Our favourite Neumann U67
Laying down a Vox part for ‘Beryl’
We use an array of our ‘favourite’ microphones but are always open to trying new combinations with mic pre’s. and find ourselves making interesting discoveries on a daily basis. Apart from our usual selection of trusty, crusty U67’s, U47’s, M50’s and various Ribbon’s, modern microphones such as the Shoeps Colette cardioids and Brauner tubes often find their way into the recording chain. ADK too make a range of very inexpensive large diaphragms and are already on the record (we found that was perfect for one of the strummed Gibsons). The standard mics on Mark’s amps tend to be a Shure SM57, a Neumann U67, a Royer 121 ribbon and a pair of Neumann M50’s for any room sound. His acoustics are painstakingly captured by combinations of Neumann KM56, KM64 and KM 54 together with a pair of Schoeps Collettes with MK4 cardioid capsules. EQ is never used upon recording, rather the right mic/pre combination being preferred.

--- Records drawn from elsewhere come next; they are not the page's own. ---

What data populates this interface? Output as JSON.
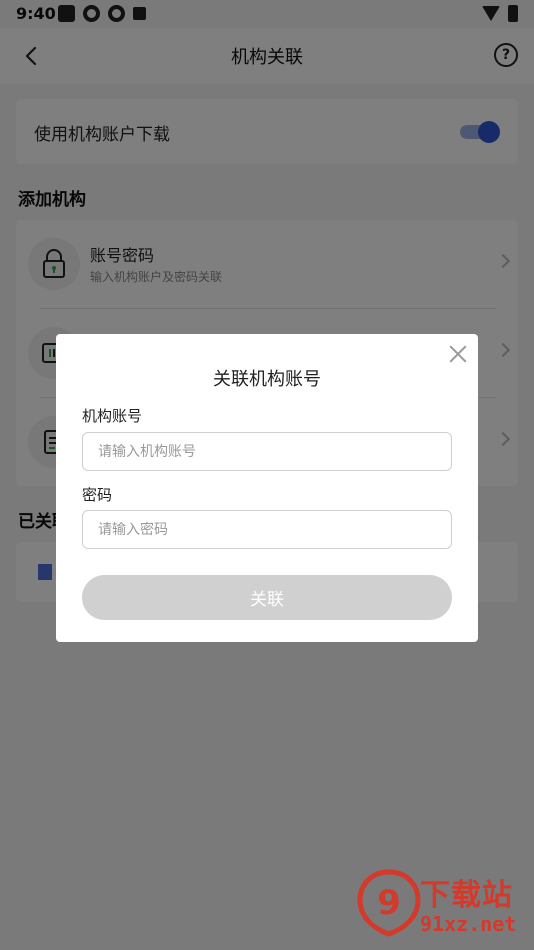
{
  "status_bar": {
    "time": "9:40",
    "icons": [
      "square-notification-icon",
      "app-notification-icon",
      "app-notification-icon",
      "a-notification-icon",
      "wifi-icon",
      "battery-icon"
    ]
  },
  "app_bar": {
    "title": "机构关联",
    "back_icon": "back-arrow-icon",
    "help_icon": "help-circle-icon",
    "help_glyph": "?"
  },
  "settings": {
    "toggle_label": "使用机构账户下载",
    "toggle_on": true,
    "accent_color": "#2f57d1"
  },
  "add_section": {
    "title": "添加机构",
    "methods": [
      {
        "title": "账号密码",
        "subtitle": "输入机构账户及密码关联",
        "icon": "lock-icon"
      },
      {
        "title": "",
        "subtitle": "",
        "icon": "scan-icon"
      },
      {
        "title": "",
        "subtitle": "",
        "icon": "document-icon"
      }
    ]
  },
  "linked_section": {
    "title": "已关联",
    "icon": "building-icon"
  },
  "dialog": {
    "title": "关联机构账号",
    "account_label": "机构账号",
    "account_placeholder": "请输入机构账号",
    "account_value": "",
    "password_label": "密码",
    "password_placeholder": "请输入密码",
    "password_value": "",
    "submit_label": "关联",
    "close_icon": "close-icon"
  },
  "watermark": {
    "logo_text": "9",
    "top_text": "下载站",
    "bottom_text": "91xz.net"
  }
}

The band session.
So with a selection of songs ready for drums and bass overdubs and a whole pile of ‘new’ songs, we embarked on a band session in Studio 1. The line-up was a little different this time in that Mark invited the great Bruce Molsky to join us. John McCusker, Mike McGoldrick, Phil Cunningham made up the folk element whilst Glenn Worf and Ian Thomas formed the backbone. With Joe Kearns and I at the helm in the control room we set about the sessions. With a full band recording live, another Clasp unit was required AND another Studer A800. No problem. The system was set up by Graham Meek and the team and all ran smoothly. One particular artefact of using tape machines is ‘rewind time’. With Hard disk recording, you can be ready to go at the press of a button but when tape has to be rewound, there is time to ponder and as a producer, I think this is beneficial to subsequent takes as musicians can use the time (sometimes at least a minute) to reflect on their performance, charts and parts…or lack thereof! I know when I’m out there on the floor playing, when the engineer is ‘spooling back’ I’m more often than not, grateful for the moment. Oh and another nice by product of using tape is the smell of rewinding tape as the band pass through the machine room on their way back into the control room apres-take. To me it has the same nostalgic effect as freshly baked bread. Maybe that’s just me! It IS just me isn’t it.
Of course, the recording space at BG is now most familiar to all of us and fine tuning the room and playing with room mics is always a treat. Flexibility is the name of the game here and the booths can easily accommodate any hare-brained production ideas. Here’s Joe Kearns at the Neve 88R..
After 7 days of intensive, focussed yet relaxed recording punctuated only by the occasional evening pint, we’d covered many more songs than we expected to. Mark and I then moved on to the next stage in the process. Back into Studio two and some serious comping and more experimentation.
There are of course overdubs still to do and with that come a few guests, one of which being the lovely Ruth Moody. Ruth came in last week on a visit to the UK and wowed us once more with her singing on a few tunes.
Nigel Hitchcock has been in a couple of times too and yesterday he came along with Trumpet Maestro Tom Walsh. Pictured here with Mark, they played on a gorgeous track on which Ruth sang.